The Israeli military has said that all of its ground forces have been removed from Gaza as a 72-hour cease-fire went into effect Tuesday.
The truce, agreed upon Monday by Israel and Hamas, took effect at 8 a.m. local time Tuesday (1 a.m. ET). The Times of Israel reported that a barrage of rockets were fired from Gaza minutes before the cease-fire was due to take effect. The paper also reported that Israeli's Iron Dome missile defense system intercepted two rockets over central Israel, while two other rockets fell into open areas in southern Israel near the Gaza border, causing no damage or injuries.
In Gaza City, where streets had been deserted during the war, traffic picked up and shops started opening doors.
Israeli military spokesman Lt. Col. Peter said Israel withdrew all its remaining forces from Gaza on Tuesday after troops neutralized cross-border tunnels that were built for Islamic militant attacks inside Israel.
"Overnight, we completed the destruction of 32 tunnels in the Gaza Strip," Lerner said. "They were part of a strategic Hamas plan to carry out attacks against southern Israel.
Israel launched its ground offensive in Gaza on July 17, nine days after launching airstrikes on Hamas militants and weapons caches.
The Times of Israel, citing an Israel Defense Forces source, reported that approximately 900 Hamas operatives have been killed during the fighting. By contrast, the Hamas-run Gaza Health Ministry has repeatedly claimed that 1,900 Palestinians have been killed, mostly civilians. The war has also claimed the lives of 67 Israelis, all but three of whom were soldiers.

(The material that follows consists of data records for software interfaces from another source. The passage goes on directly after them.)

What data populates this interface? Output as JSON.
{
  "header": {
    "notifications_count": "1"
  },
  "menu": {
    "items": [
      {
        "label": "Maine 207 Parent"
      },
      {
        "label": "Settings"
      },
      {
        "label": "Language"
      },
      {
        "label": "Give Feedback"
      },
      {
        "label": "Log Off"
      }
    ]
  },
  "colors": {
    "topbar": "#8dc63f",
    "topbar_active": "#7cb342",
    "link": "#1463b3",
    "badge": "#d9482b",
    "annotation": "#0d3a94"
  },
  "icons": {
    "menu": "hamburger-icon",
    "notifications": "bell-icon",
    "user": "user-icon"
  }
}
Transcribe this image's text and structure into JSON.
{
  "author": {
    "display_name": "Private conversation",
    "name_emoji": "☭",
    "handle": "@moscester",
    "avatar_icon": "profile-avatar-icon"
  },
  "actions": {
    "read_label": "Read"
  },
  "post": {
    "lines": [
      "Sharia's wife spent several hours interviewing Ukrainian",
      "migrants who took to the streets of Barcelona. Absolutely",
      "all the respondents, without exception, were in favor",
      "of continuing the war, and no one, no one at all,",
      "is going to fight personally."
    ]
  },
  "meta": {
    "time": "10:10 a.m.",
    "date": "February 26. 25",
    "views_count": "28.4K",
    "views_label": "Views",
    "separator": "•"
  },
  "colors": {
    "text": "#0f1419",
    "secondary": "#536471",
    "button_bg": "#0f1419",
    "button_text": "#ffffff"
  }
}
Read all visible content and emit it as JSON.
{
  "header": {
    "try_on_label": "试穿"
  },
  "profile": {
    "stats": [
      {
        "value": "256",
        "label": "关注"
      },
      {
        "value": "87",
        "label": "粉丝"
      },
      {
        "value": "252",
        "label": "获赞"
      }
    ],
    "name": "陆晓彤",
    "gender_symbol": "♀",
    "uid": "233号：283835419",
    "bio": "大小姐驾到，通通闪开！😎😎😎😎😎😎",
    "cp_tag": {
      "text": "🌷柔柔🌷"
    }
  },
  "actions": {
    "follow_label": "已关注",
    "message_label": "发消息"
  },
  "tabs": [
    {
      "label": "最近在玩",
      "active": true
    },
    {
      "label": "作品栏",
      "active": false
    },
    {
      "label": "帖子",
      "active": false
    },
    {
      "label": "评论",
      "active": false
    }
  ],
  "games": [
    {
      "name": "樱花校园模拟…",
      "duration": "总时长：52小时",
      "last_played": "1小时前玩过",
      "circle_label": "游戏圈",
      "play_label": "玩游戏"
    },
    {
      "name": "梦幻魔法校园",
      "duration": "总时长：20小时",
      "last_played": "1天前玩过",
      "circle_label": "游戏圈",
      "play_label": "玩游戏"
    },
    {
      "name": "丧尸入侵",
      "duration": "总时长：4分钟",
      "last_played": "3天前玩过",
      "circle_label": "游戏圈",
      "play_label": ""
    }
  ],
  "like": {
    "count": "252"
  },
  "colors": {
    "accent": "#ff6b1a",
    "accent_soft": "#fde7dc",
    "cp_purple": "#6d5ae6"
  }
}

Lerner said that some some 3,500 rockets had been fired at Israel by the time the cease-fire came into effect. He estimated that Israeli forces destroyed another 3,000 rockets on the ground -- but that Hamas has an equal number for future use. Lerner also declined to say how many ground forces had been involved in the Israeli operation, though the military acknowledged calling up 86,000 reservists, including rotations, during the course of its Gaza operation.
One of the hardest-hit areas of recent days was the southern Gaza town of Rafah, which had experienced several days of heavy Israeli shelling and airstrikes, starting Friday, after Israel suspected an Israeli soldier had been captured by Hamas. Israel later said the soldier was killed in battle that day.
"I never saw anything like this in my life," Tawfiq Barbakh, a 67-year-old father of 12, said of the Israeli shelling as he surveyed his badly damaged home. "I don't know how many shells landed every minute but it felt like 20 or 30."
Israel and Hamas are scheduled to hold indirect talks in Cairo during the cease-fire period in an attempt to broker a more durable settlement. However, the gaps between the sides are vast.
Hamas wants Israel and Egypt to lift their seven-year-old Gaza border blockade, which Israel says would lead the militant group to import more weapons with which to attack Israeli soldiers and civilians. For its part, Israel has insisted that Hamas be disarmed.
The Palestinian delegation in Cairo is led by one of Palestinian President Mahmoud Abbas’' confidants, but also includes members of Hamas and other factions.
On Monday, the delegation presented a joint list of demands to Egypt, said Hana Amireh, a West Bank-based PLO official who is in touch with the delegation.
The demands include a call for internationally funded reconstruction that would be overseen by an Abbas-led government that was formed in a unity deal with Hamas before the war.
Mohammed Mustafa, the West Bank-based deputy prime minister of the technocrat government, told The Associated Press that efforts are under way to arrange a pledging conference of donor countries in Norway at the beginning of September.
International Mideast envoy Tony Blair is part of efforts to arrange that gathering in Norway, Blair's office said.
Israeli government officials were not available for comment. Israel TV's Channel 10 said the Israeli delegation had not yet left for Cairo. The report said Israel wanted to make sure the cease-fire held before sending negotiators to Egypt.
Over the years, Hamas has smuggled rockets and other weapons into Gaza through smuggling tunnels under the Gaza-Egypt border. The flow only halted after a new government in Egypt took over a year ago and destroyed the tunnels.
Previous attempts by diplomats to broker an end to the fighting have failed, and ending the conflict without a sustainable truce a sustainable truce raises the probability of more cross-border fighting in the future.
The Associated Press contributed to this report.